You're not being entirely fair with your comparisons. You can easily read PDFs on a Kindle. The Kindle Touch is $99, which is the right product to compare with Nook Touch -- the $79 Kindle is a different animal. And my suspicion is that you'll be able to rook a Kindle Fire just like the current Nook, and hopefully the new Nook Tablet. With the Nook app installed on the Fire, you can read EPUB books with no problem. And with the Kindle app on a Nook Tablet, the reverse is true.

No question that the Nook Tablet has better specs along with the higher price. You get what you pay for.

The real story here is the degree to which these tablets (along with the iPad) are building vertical delivery systems -- setting things up so that people purchase media and ebooks directly from them as opposed to other sources. Smart business model, and it will be interesting to see what the future holds.

crosstrnr, you're not being entirely fair with your comparison...

How in the world can you tell him that he's not making a fair comparison and then proceed to tell him with a straight face that the correct comparison is one in which you compare an e-reader that forces advertisements on its users with another e-reader that does not with all the same features (and perhaps better performance) at the same price?

The fair comparison is the $99 Nook Touch vs. the $139 Kindle Touch.

C'mon, man. If you're going to call somebody out for doing something it's best that you not do the same thing immediately after doing so.

BTW, I bought my Dad a Nook; gave my son my Kindle, use my Epic 4G to read ebooks, and my wife has an iPad. I love the choices in the 7" tablet range -- radically different than a few months ago!

what about the kobo vox. Is it even in league with the kindle and nook.I love using kobo just wondering where they stand

It may have a dual core chip in it and seem fast but for some reason it still doesn't seem fluid and smooth.

I think the Nook edges out the Fire. More RAM, much more device storage and better book/magazine selection. Video offerings are pretty much the same, and music is there depending on how you consume it. For me, I would just use Pandora on a portable device. I use iTunes and do all my purchasing there.

I sorta like the limited App library. I'd rather have the garbage weeded out and and only pick from the highest rated and most popular apps. Lot of time wasted wading through and trying out crappy apps.

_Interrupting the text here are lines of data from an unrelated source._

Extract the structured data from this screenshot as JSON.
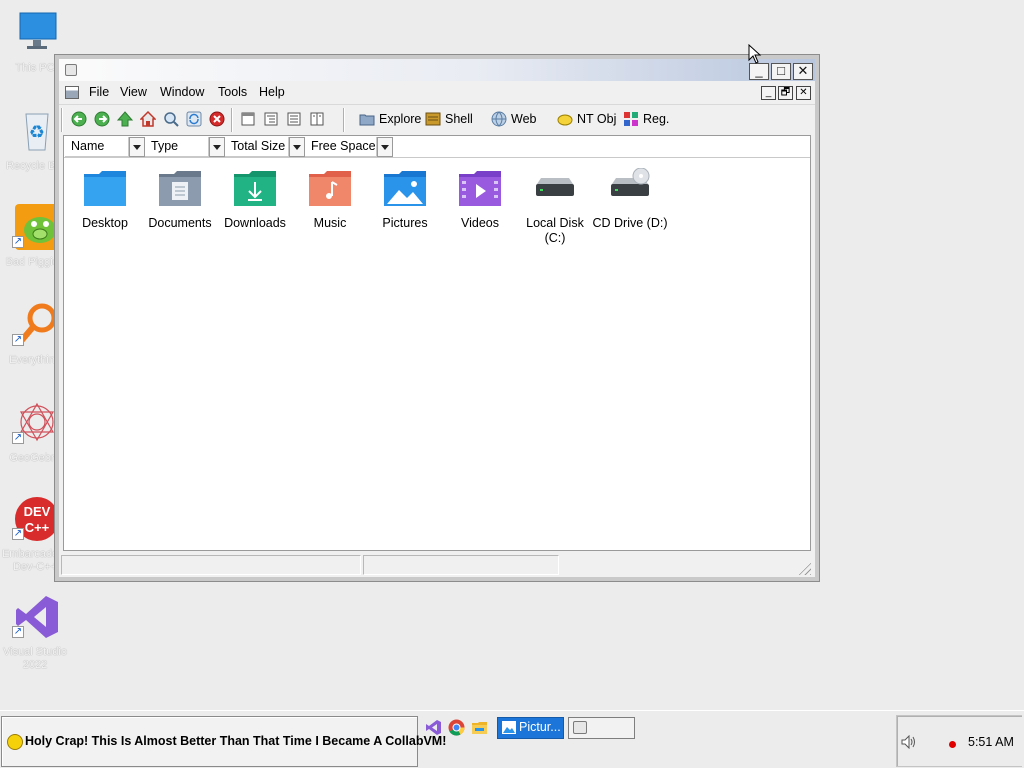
{
  "desktop": {
    "icons": [
      {
        "name": "This PC",
        "label": "This PC"
      },
      {
        "name": "Recycle Bin",
        "label": "Recycle Bin"
      },
      {
        "name": "Bad Piggies",
        "label": "Bad Piggies"
      },
      {
        "name": "Everything",
        "label": "Everything"
      },
      {
        "name": "GeoGebra",
        "label": "GeoGebra"
      },
      {
        "name": "Embarcadero Dev-C++",
        "label": "Embarcadero Dev-C++"
      },
      {
        "name": "Visual Studio 2022",
        "label": "Visual Studio 2022"
      }
    ]
  },
  "window": {
    "title": "",
    "controls": {
      "minimize": "_",
      "maximize": "□",
      "close": "✕"
    },
    "mdi_controls": {
      "minimize": "_",
      "restore": "🗗",
      "close": "✕"
    },
    "menu": [
      "File",
      "View",
      "Window",
      "Tools",
      "Help"
    ],
    "toolbar": {
      "nav_icons": [
        "back-arrow-icon",
        "forward-arrow-icon",
        "up-arrow-icon",
        "home-icon",
        "search-icon",
        "refresh-icon",
        "stop-icon"
      ],
      "view_icons": [
        "view-large-icon",
        "view-small-icon",
        "view-list-icon",
        "view-details-icon"
      ],
      "labels": {
        "explore": "Explore",
        "shell": "Shell",
        "web": "Web",
        "ntobj": "NT Obj",
        "reg": "Reg."
      }
    },
    "columns": [
      "Name",
      "Type",
      "Total Size",
      "Free Space"
    ],
    "items": [
      {
        "label": "Desktop",
        "icon": "desktop-folder-icon"
      },
      {
        "label": "Documents",
        "icon": "documents-folder-icon"
      },
      {
        "label": "Downloads",
        "icon": "downloads-folder-icon"
      },
      {
        "label": "Music",
        "icon": "music-folder-icon"
      },
      {
        "label": "Pictures",
        "icon": "pictures-folder-icon"
      },
      {
        "label": "Videos",
        "icon": "videos-folder-icon"
      },
      {
        "label": "Local Disk\n(C:)",
        "icon": "local-disk-icon"
      },
      {
        "label": "CD Drive (D:)",
        "icon": "cd-drive-icon"
      }
    ],
    "status": [
      "",
      ""
    ]
  },
  "taskbar": {
    "start_text": "Holy Crap! This Is Almost Better Than That Time I Became A CollabVM!",
    "quick_launch": [
      "visual-studio-icon",
      "chrome-icon",
      "file-explorer-icon"
    ],
    "tasks": [
      {
        "label": "Pictur...",
        "active": true
      },
      {
        "label": "",
        "active": false
      }
    ],
    "clock": "5:51 AM"
  },
  "colors": {
    "accent": "#1c75d8",
    "desktop_bg": "#ececec",
    "title_gradient_end": "#b8c6de"
  }
}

I ordered the Nook and will look at the Fire in person when it hits stores. But I do know that this device will render my Flyer useless, my PlayBook useless, and even my HTC Jetstream has been marginalized. Big device, not as portable and incredibly slow for a 1.5 mHz processor. For me, a media rich, portable, snappy device that allows me to read books, magazines, Web, news, watch TV and movies in one well integrated device? Very compelling. Amazon and B&N have a content ecosystem to tap into. 10.1" Droid tabs are too big and expensive to do most of the same thing.
There is iPad and then I think what's left of the market will be dominated by devices like the Nook and Fire which are far more attractive (be it price and content) compared to spending $600 on a Xoom or any other Droid tab, or an expensive iPad. You can justify the iPad price because it can do so many things that Droid tabs can't, but I can no longer justify spending almost the same price for a Xoom, Jetstream, etc. tablet that doesn't have the content ecosystem that Apple, Amazon, B&N have.

I would like to know how responsive the touch screen is. The reason I got rid of my original NC was because the capacitive screen was terrible. I really wanted to use a capacitive stylus (boxwave) to annotate pdfs and it didnt work at all.

When People says specs don't matter all you have to do is look at some of the reviews of the Kindle Fire and they say it gets "laggy" at times. As a hardware geek that is most probably due to only 512K ram. Also, if true and the Nook is snappy for all applications (in an unrooted from) then this is going to be huge for the Nook Tablet. Amazon should have better optimized Android than they did. I have no interest in the Fire, Nook for me all the way (haven't decided to Root or not).